Mitsubishi Heavy and Infinium to collaborate on the production and deployment of electrofuels in Japan
Mitsubishi Heavy Industries (MHI) has signed a Memorandum of Understanding with Infinium, an electrofuels company (earlier post). The agreement, which builds on MHI’s 2021 investment in Infinium (earlier post), will focus on exploring the deployment of Infinium’s proprietary electrofuels technology in the Japanese market.
Infinium electrofuels are classified as ultra-low carbon fuels because they reduce carbon dioxide emissions by up to 97% when compared to traditional jet and diesel fuels. They are a drop-in replacement for fossil-based fuels and can be used in airplanes, trucks, and ships without the need for costly engine modifications.
Infinium utilizes waste CO2 and hydrogen, which are converted to synthetic gas using Infinium’s proprietary, patented CO2Cat catalyst. The synthetic gas is then fed through a second reactor and proprietary production step to convert synthesis gas directly into liquid fuels.
By combining Infinium Electrofuels production technology with MHI Group’s CO2 capture technology and value chain solutions, MHI aims to accelerate the realization of a carbon-neutral society in Japan, alongside its existing strategies such as EV-oriented transportation, CO2 recovery and carbon offsets.
This collaboration also supports the Japanese government’s Green Growth Strategy, which aims to reduce greenhouse gas emissions by 46% by 2030 (from 2013 levels) and achieve carbon neutrality by 2050. The use of carbon-neutral fuels is expected to play a key role in decarbonizing industries where this is typically challenging such as long-distance transportation, air transportation, and marine transportation, where electric vehicles are considered difficult to utilize at scale.
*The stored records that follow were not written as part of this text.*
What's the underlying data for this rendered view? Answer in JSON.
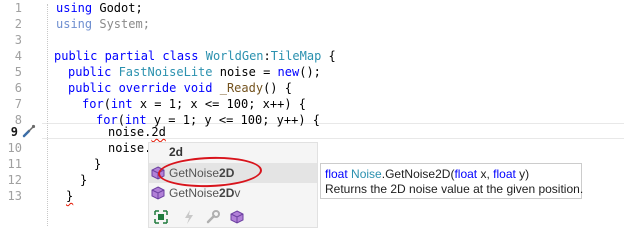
{
  "line_numbers": [
    "1",
    "2",
    "3",
    "4",
    "5",
    "6",
    "7",
    "8",
    "9",
    "10",
    "11",
    "12",
    "13"
  ],
  "current_line": "9",
  "code": {
    "l1_kw": "using",
    "l1_rest": " Godot;",
    "l2_kw": "using",
    "l2_rest": " System;",
    "l4_a": "public partial class ",
    "l4_cls": "WorldGen",
    "l4_sep": ":",
    "l4_base": "TileMap",
    "l4_b": " {",
    "l5_a": "public ",
    "l5_ty": "FastNoiseLite",
    "l5_b": " noise = ",
    "l5_new": "new",
    "l5_c": "();",
    "l6_a": "public override void ",
    "l6_fn": "_Ready",
    "l6_b": "() {",
    "l7_a": "for",
    "l7_b": "(",
    "l7_int": "int",
    "l7_c": " x = 1; x <= 100; x++) {",
    "l8_a": "for",
    "l8_b": "(",
    "l8_int": "int",
    "l8_c": " y = 1; y <= 100; y++) {",
    "l9_a": "noise.",
    "l9_b": "2d",
    "l10": "noise.",
    "l11": "}",
    "l12": "}",
    "l13": "}"
  },
  "completion": {
    "header": "2d",
    "items": [
      {
        "prefix": "GetNoise",
        "bold": "2D",
        "suffix": ""
      },
      {
        "prefix": "GetNoise",
        "bold": "2D",
        "suffix": "v"
      }
    ]
  },
  "tooltip": {
    "ret": "float",
    "cls": "Noise",
    "dot": ".",
    "method": "GetNoise2D",
    "open": "(",
    "p1_type": "float",
    "p1_name": " x, ",
    "p2_type": "float",
    "p2_name": " y",
    "close": ")",
    "description": "Returns the 2D noise value at the given position."
  },
  "colors": {
    "keyword": "#0000ff",
    "type": "#2b91af",
    "error_squiggle": "#e51400",
    "annotation_oval": "#d8141c"
  }
}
MHI Group is working to realize a carbon-neutral society and building a CO2 ecosystem is one of the pillars of this effort. Through this collaboration, MHI will further promote the CCUS value chain, as well as the digital grid it designed with IBM Japan to visualize CO₂ distribution, CO₂NNEX.